(Work item)
Note how many lines in the entries contain the string "Cube", then give that number and nothing else.

(Data for the task)

--------------------

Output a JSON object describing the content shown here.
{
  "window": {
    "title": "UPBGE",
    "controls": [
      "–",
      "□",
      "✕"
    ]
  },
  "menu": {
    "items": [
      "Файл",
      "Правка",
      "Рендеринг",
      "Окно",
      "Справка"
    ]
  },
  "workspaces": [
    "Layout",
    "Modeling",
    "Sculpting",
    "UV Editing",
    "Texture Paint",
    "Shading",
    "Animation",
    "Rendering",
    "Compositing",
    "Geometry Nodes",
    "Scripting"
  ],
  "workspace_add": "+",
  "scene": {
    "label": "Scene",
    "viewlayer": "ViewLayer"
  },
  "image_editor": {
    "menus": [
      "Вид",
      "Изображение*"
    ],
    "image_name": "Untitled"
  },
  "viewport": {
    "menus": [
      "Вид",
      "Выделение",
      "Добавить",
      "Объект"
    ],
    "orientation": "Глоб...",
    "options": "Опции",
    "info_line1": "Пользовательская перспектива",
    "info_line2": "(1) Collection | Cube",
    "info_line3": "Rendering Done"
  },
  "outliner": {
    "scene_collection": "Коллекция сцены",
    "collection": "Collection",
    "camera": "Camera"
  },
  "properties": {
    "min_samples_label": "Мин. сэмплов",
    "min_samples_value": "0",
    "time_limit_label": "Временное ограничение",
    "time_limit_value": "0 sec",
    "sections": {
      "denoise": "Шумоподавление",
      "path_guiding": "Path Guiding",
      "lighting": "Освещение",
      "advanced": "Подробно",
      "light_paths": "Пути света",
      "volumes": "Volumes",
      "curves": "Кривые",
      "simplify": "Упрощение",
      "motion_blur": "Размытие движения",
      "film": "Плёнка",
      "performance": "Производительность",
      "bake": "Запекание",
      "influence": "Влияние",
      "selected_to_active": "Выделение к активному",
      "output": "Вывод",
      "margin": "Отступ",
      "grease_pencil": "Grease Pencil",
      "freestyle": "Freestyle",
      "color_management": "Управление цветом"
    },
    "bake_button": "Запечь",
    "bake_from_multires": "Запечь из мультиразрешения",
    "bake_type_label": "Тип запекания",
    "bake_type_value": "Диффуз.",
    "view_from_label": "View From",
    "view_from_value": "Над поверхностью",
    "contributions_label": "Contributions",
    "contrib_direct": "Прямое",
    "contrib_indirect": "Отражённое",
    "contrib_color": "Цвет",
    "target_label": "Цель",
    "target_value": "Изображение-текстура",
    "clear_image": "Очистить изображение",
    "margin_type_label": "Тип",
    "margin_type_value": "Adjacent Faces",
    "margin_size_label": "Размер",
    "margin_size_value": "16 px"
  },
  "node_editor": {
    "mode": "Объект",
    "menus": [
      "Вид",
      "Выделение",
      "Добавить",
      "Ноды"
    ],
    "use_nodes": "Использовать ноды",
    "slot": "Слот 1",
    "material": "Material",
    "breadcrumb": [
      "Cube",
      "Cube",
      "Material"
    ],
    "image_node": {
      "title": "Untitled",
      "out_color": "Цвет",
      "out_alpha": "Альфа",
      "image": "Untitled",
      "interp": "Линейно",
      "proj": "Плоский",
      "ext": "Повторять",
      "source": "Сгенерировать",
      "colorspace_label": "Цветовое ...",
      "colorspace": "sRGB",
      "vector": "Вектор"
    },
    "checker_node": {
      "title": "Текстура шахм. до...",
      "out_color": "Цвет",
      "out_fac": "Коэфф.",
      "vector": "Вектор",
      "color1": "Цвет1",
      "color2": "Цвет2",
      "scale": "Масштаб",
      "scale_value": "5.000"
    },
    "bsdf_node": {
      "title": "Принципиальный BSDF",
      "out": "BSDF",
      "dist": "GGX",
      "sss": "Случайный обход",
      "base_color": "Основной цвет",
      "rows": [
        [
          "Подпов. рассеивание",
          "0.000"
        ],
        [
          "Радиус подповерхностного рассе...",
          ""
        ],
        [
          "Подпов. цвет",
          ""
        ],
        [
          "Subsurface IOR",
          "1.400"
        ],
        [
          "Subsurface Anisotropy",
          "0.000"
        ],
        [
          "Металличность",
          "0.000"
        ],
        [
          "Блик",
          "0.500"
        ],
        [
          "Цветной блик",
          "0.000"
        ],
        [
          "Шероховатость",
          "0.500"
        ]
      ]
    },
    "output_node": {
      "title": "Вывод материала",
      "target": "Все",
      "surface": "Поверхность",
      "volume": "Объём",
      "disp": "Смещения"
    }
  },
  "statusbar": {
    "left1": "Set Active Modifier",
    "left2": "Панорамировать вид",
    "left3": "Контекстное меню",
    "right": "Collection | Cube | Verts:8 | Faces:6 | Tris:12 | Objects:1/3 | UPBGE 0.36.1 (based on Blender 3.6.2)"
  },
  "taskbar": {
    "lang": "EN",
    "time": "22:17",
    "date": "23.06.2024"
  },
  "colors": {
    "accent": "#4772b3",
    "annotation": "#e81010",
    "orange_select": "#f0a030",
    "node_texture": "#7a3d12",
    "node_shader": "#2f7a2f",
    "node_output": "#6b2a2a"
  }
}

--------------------

(Solution to the problem)
4